Steiner's two examples: "reason of this similiarity" and "conditions of this experience"

Submitted by Beginner on Fri, 10/02/2009 - 9:44am.

There are two sentences in the second chapter of Steiner's book which I do not understand and ask for help:

1.

Wir sehen aus dem Ei

ein dem Muttertiere ähnliches Wesen

hervorgehen:

wir fragen nach dem Grunde dieser Aehnlichkeit.

 

We see a being similar to the mother animal go forth out of the egg

we ask for the reason of this similarity.

 

2.

Wir beobachten an einem Lebewesen

Wachstum und Entwicklung

bis zu einem bestimmten Grade der Vollkommenheit:

wir suchen nach den Bedingungen dieser Erfahrung.

 

We observe on a living being

growth and evolution

until a definite degree of perfection:

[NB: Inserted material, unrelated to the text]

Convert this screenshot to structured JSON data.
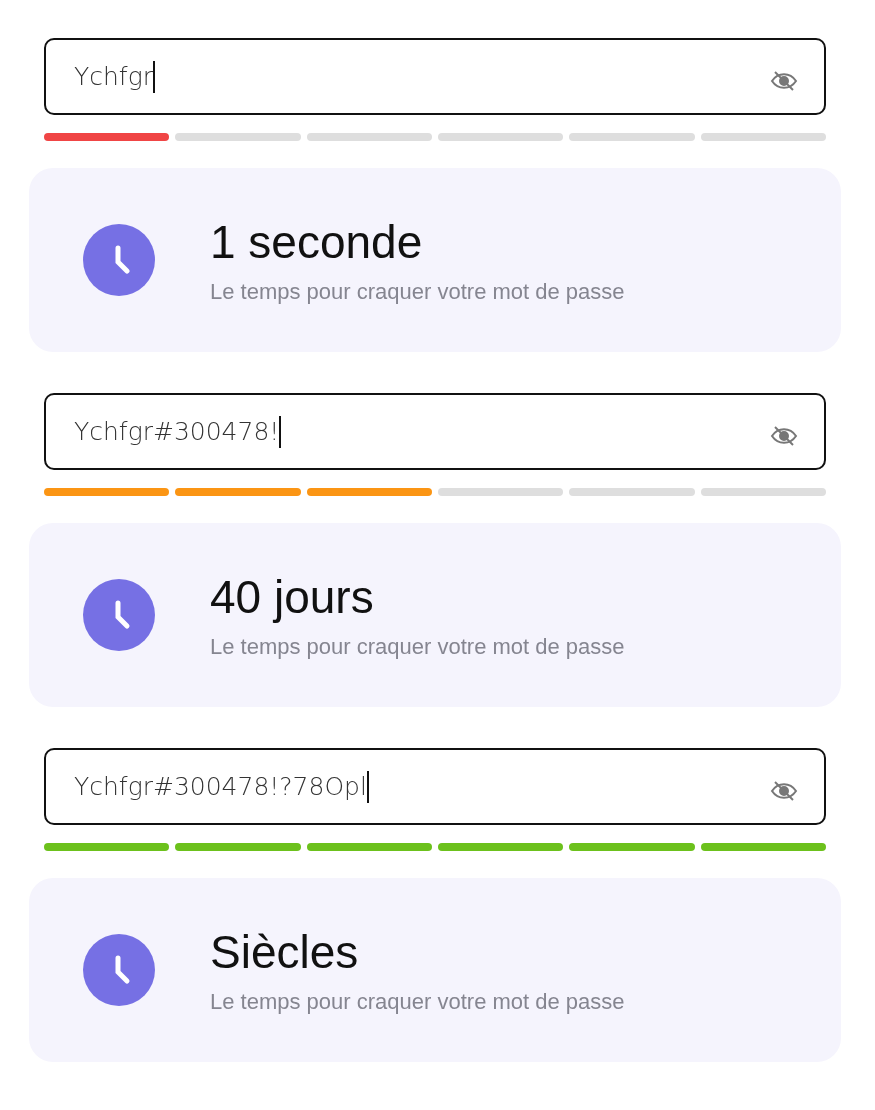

we seek for the conditions of this experience.

 

What do "reason of this similarity" and "conditions of this experience"  mean?

 

    Beginner wrote:

 
 
Beginner wrote: “There are two sentences in the second chapter of Steiner's book which I do not understand and ask for help
This post does not attempt to answer Beginner’s question. Here I refer to my difficulties in trying to understand what Beginner requires as an acceptable response to the question.
 
A slow process of learning is needed for me to understand what you mean when you say you want to understand, Beginner. It is evident to me from reading your posts that you have a different learning style to mine. Perhaps you could ask more specific questions than the broad request for understanding?
 
Repeatedly quoting Steiner’s text that you provided in your initial question is superfluous in responses to that post. Why do you raise objections, Beginner, to responses that explore Steiner’s meaning by thinking through the sentences you quoted in your post? The outcomes of thinking about these sentences are connected with other relevant thoughts. However you assert that they are not relevant to your wish to understand. What, then, do you want to understand? You may believe that your request to understand is a simple and straightforward. However, your responses to our responses demonstrate that we need more clarity on your question in order to satisfy your need.
 
Your assumption that perhaps I experience boredom (“less easily bored than perhaps Mr. Ralph is”) is incorrect.
 
You assert that I lack methodology (“Mr. Ralph's lack of methodology”). This is also an incorrect assumption. I am not going to explain my method here because that is off topic.
 
I offered no explanation of the concept of similarity because this can be found in a dictionary. A specific aspect that may be relevant to your quote from Steiner could be the scientific filing system for animal types, families, etc. I am not sufficiently familiar with this methodology in biology to offer an explanation, so I remain silent. Whether Steiner’s text is concerned with the kind of similarity evident through Goethe’s discoveries of the metamorphosis of forms, I can only venture a personal opinion. As you do not wish for “personal preferences”, I remain silent.
 
In English there is no requirement to capitalise nouns unless they are names (a proper noun). The descriptive noun, anthroposophist, requires no capital letter, Beginner. In form and usage it is similar to the noun, biologist.